EXERCISE DIRECTIONS |
Examine the material below. Gather every line in which the string "screenshot" appears.

SOURCE DATA |
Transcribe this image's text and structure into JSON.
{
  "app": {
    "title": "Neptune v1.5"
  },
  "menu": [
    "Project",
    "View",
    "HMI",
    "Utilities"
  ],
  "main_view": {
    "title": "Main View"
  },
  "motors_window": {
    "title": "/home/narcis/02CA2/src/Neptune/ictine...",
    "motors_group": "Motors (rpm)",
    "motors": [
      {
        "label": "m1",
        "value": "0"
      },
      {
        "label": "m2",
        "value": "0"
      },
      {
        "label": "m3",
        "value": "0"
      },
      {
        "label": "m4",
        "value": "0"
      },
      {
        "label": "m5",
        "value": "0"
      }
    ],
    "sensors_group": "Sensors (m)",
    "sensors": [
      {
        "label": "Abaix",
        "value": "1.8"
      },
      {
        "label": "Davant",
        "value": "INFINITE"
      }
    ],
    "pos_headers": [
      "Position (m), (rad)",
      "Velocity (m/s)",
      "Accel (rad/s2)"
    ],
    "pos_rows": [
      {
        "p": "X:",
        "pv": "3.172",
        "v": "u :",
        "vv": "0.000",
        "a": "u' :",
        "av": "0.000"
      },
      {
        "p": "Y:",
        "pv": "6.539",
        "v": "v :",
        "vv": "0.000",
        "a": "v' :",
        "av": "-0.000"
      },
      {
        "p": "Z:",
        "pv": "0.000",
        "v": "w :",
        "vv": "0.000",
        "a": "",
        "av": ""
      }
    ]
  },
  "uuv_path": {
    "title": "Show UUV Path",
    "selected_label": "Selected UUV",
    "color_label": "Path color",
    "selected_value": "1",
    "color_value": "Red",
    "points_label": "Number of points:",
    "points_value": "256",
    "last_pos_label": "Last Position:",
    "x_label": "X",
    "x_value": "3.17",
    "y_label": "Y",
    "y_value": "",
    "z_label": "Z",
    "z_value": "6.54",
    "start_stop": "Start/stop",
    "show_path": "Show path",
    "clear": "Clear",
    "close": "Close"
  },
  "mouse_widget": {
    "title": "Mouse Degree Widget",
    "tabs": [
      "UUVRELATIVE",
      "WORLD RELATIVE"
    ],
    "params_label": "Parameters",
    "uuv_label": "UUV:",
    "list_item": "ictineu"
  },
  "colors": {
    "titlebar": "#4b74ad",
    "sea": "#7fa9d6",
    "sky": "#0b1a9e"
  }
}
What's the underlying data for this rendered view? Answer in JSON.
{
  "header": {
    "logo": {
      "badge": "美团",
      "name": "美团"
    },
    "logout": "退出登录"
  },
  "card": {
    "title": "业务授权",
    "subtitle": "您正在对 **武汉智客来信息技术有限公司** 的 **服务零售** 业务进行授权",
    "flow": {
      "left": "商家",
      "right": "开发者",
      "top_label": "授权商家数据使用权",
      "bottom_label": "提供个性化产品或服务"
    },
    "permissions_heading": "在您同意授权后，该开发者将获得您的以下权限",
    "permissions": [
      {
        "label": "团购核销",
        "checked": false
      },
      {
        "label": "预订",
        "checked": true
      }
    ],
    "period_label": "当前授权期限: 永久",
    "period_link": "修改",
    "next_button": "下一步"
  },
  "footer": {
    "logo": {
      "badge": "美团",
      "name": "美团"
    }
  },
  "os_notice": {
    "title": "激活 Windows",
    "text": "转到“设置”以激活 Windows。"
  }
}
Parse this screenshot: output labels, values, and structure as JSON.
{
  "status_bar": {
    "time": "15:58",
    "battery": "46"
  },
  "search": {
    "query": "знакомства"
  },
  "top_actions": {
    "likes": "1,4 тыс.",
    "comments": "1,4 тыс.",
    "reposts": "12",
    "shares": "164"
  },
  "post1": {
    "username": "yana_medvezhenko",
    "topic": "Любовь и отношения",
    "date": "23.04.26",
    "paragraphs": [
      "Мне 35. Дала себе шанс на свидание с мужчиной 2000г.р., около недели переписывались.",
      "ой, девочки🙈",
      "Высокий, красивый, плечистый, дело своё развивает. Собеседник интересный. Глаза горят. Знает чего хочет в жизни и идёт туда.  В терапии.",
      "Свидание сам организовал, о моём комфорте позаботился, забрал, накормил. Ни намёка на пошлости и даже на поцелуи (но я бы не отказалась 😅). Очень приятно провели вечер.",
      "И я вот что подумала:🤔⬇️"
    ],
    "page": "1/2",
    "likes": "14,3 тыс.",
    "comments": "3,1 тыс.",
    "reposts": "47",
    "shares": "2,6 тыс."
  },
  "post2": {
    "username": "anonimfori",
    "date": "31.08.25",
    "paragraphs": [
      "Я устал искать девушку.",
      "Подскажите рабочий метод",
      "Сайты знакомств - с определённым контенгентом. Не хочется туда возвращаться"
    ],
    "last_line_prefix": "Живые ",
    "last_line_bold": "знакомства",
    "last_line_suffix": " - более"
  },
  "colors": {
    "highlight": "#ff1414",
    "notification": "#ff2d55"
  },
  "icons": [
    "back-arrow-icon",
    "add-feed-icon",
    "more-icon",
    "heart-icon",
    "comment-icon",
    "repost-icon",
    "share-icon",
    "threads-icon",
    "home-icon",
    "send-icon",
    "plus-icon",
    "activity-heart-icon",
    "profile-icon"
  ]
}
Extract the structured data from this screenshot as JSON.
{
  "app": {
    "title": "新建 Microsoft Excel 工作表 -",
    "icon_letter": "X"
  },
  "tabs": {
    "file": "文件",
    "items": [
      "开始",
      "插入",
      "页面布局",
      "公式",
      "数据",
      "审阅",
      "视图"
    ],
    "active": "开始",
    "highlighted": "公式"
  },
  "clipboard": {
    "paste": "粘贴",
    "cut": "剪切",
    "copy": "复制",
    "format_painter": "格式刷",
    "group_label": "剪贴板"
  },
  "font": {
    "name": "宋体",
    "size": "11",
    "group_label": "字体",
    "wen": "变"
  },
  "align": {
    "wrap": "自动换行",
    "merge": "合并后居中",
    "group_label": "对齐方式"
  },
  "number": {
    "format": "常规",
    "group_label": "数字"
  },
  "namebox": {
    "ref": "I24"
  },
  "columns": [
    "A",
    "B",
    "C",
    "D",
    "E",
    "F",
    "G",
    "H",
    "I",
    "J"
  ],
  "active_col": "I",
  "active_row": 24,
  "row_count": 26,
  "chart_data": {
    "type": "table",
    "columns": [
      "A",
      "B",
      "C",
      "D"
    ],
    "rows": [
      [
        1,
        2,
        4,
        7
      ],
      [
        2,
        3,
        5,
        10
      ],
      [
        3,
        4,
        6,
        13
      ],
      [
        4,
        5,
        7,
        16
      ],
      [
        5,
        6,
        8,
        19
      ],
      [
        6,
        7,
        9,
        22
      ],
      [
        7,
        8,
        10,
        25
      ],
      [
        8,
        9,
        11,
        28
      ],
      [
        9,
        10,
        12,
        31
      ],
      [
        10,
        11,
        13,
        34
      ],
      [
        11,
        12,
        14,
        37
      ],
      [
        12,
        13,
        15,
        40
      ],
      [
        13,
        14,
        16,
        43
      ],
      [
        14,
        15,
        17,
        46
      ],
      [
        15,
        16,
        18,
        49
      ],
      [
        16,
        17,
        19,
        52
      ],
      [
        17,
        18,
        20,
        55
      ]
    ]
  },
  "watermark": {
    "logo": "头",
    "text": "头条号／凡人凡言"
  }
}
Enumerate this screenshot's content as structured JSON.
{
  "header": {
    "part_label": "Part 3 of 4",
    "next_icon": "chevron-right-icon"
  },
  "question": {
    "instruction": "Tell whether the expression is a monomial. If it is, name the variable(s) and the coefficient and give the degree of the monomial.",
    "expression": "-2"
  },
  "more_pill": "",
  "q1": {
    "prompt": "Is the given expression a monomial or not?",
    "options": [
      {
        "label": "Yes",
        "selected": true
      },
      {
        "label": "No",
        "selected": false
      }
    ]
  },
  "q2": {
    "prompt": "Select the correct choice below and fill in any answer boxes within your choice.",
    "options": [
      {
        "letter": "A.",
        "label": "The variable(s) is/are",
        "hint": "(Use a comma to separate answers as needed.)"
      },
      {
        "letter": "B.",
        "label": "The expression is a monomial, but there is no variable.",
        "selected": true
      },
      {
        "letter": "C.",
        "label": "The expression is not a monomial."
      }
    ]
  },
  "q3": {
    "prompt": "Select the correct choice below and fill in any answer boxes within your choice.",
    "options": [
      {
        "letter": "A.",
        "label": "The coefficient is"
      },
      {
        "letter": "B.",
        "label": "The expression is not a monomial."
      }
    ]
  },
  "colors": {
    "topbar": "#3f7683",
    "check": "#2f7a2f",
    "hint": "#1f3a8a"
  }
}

WRITTEN RESPONSE |
Parse this screenshot: output labels, values, and structure as JSON.
Extract the structured data from this screenshot as JSON.
Enumerate this screenshot's content as structured JSON.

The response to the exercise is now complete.